◆ **WORK ORDER**
The answer must be the full data, restated word for word, with no pictures in it.

======

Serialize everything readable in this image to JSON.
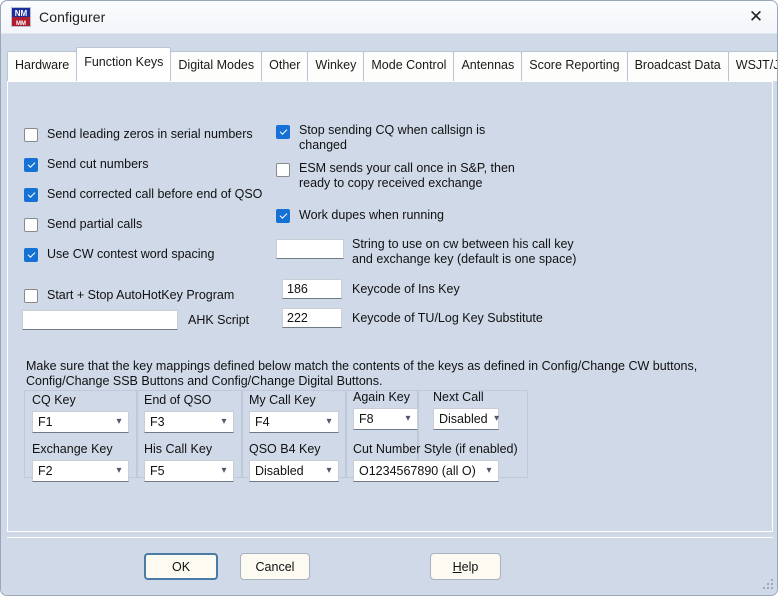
{
  "window": {
    "title": "Configurer",
    "icon": "n1mm-logo-icon",
    "close_label": "✕"
  },
  "tabs": [
    {
      "label": "Hardware",
      "active": false
    },
    {
      "label": "Function Keys",
      "active": true
    },
    {
      "label": "Digital Modes",
      "active": false
    },
    {
      "label": "Other",
      "active": false
    },
    {
      "label": "Winkey",
      "active": false
    },
    {
      "label": "Mode Control",
      "active": false
    },
    {
      "label": "Antennas",
      "active": false
    },
    {
      "label": "Score Reporting",
      "active": false
    },
    {
      "label": "Broadcast Data",
      "active": false
    },
    {
      "label": "WSJT/JTDX Setup",
      "active": false
    }
  ],
  "checkboxes_left": [
    {
      "label": "Send leading zeros in serial numbers",
      "checked": false
    },
    {
      "label": "Send cut numbers",
      "checked": true
    },
    {
      "label": "Send corrected call before end of QSO",
      "checked": true
    },
    {
      "label": "Send partial calls",
      "checked": false
    },
    {
      "label": "Use CW contest word spacing",
      "checked": true
    },
    {
      "label": "Start + Stop AutoHotKey Program",
      "checked": false
    }
  ],
  "checkboxes_right": [
    {
      "label": "Stop sending CQ when callsign is\nchanged",
      "checked": true
    },
    {
      "label": "ESM sends your call once in S&P, then\nready to copy received exchange",
      "checked": false
    },
    {
      "label": "Work dupes when running",
      "checked": true
    }
  ],
  "text_fields": {
    "ahk_script": {
      "value": "",
      "label": "AHK Script"
    },
    "cw_string": {
      "value": "",
      "label": "String to use on cw between his call key\nand exchange key (default is one space)"
    },
    "ins_keycode": {
      "value": "186",
      "label": "Keycode of Ins Key"
    },
    "tu_log_keycode": {
      "value": "222",
      "label": "Keycode of TU/Log Key Substitute"
    }
  },
  "instructions": "Make sure that the key mappings defined below match the contents of the keys as defined in Config/Change CW buttons,\nConfig/Change SSB Buttons and Config/Change Digital Buttons.",
  "key_mappings": [
    {
      "label": "CQ Key",
      "value": "F1"
    },
    {
      "label": "End of QSO",
      "value": "F3"
    },
    {
      "label": "My Call Key",
      "value": "F4"
    },
    {
      "label": "Again  Key",
      "value": "F8"
    },
    {
      "label": "Next Call",
      "value": "Disabled"
    },
    {
      "label": "Exchange  Key",
      "value": "F2"
    },
    {
      "label": "His Call Key",
      "value": "F5"
    },
    {
      "label": "QSO B4 Key",
      "value": "Disabled"
    },
    {
      "label": "Cut Number Style (if enabled)",
      "value": "O1234567890 (all O)"
    }
  ],
  "footer": {
    "ok_label": "OK",
    "cancel_label": "Cancel",
    "help_prefix": "H",
    "help_suffix": "elp"
  },
  "colors": {
    "dialog_bg": "#cfd9e8",
    "checkbox_checked": "#1571d3",
    "tab_active_bg": "#ffffff",
    "button_bg": "#fdfaf1",
    "default_button_border": "#4a7ba6"
  }
}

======

◆ **EXPECTED ANSWER**
Serialize everything readable in this image to JSON.
{
  "window": {
    "title": "Configurer",
    "icon": "n1mm-logo-icon",
    "close_label": "✕"
  },
  "tabs": [
    {
      "label": "Hardware",
      "active": false
    },
    {
      "label": "Function Keys",
      "active": true
    },
    {
      "label": "Digital Modes",
      "active": false
    },
    {
      "label": "Other",
      "active": false
    },
    {
      "label": "Winkey",
      "active": false
    },
    {
      "label": "Mode Control",
      "active": false
    },
    {
      "label": "Antennas",
      "active": false
    },
    {
      "label": "Score Reporting",
      "active": false
    },
    {
      "label": "Broadcast Data",
      "active": false
    },
    {
      "label": "WSJT/JTDX Setup",
      "active": false
    }
  ],
  "checkboxes_left": [
    {
      "label": "Send leading zeros in serial numbers",
      "checked": false
    },
    {
      "label": "Send cut numbers",
      "checked": true
    },
    {
      "label": "Send corrected call before end of QSO",
      "checked": true
    },
    {
      "label": "Send partial calls",
      "checked": false
    },
    {
      "label": "Use CW contest word spacing",
      "checked": true
    },
    {
      "label": "Start + Stop AutoHotKey Program",
      "checked": false
    }
  ],
  "checkboxes_right": [
    {
      "label": "Stop sending CQ when callsign is\nchanged",
      "checked": true
    },
    {
      "label": "ESM sends your call once in S&P, then\nready to copy received exchange",
      "checked": false
    },
    {
      "label": "Work dupes when running",
      "checked": true
    }
  ],
  "text_fields": {
    "ahk_script": {
      "value": "",
      "label": "AHK Script"
    },
    "cw_string": {
      "value": "",
      "label": "String to use on cw between his call key\nand exchange key (default is one space)"
    },
    "ins_keycode": {
      "value": "186",
      "label": "Keycode of Ins Key"
    },
    "tu_log_keycode": {
      "value": "222",
      "label": "Keycode of TU/Log Key Substitute"
    }
  },
  "instructions": "Make sure that the key mappings defined below match the contents of the keys as defined in Config/Change CW buttons,\nConfig/Change SSB Buttons and Config/Change Digital Buttons.",
  "key_mappings": [
    {
      "label": "CQ Key",
      "value": "F1"
    },
    {
      "label": "End of QSO",
      "value": "F3"
    },
    {
      "label": "My Call Key",
      "value": "F4"
    },
    {
      "label": "Again  Key",
      "value": "F8"
    },
    {
      "label": "Next Call",
      "value": "Disabled"
    },
    {
      "label": "Exchange  Key",
      "value": "F2"
    },
    {
      "label": "His Call Key",
      "value": "F5"
    },
    {
      "label": "QSO B4 Key",
      "value": "Disabled"
    },
    {
      "label": "Cut Number Style (if enabled)",
      "value": "O1234567890 (all O)"
    }
  ],
  "footer": {
    "ok_label": "OK",
    "cancel_label": "Cancel",
    "help_prefix": "H",
    "help_suffix": "elp"
  },
  "colors": {
    "dialog_bg": "#cfd9e8",
    "checkbox_checked": "#1571d3",
    "tab_active_bg": "#ffffff",
    "button_bg": "#fdfaf1",
    "default_button_border": "#4a7ba6"
  }
}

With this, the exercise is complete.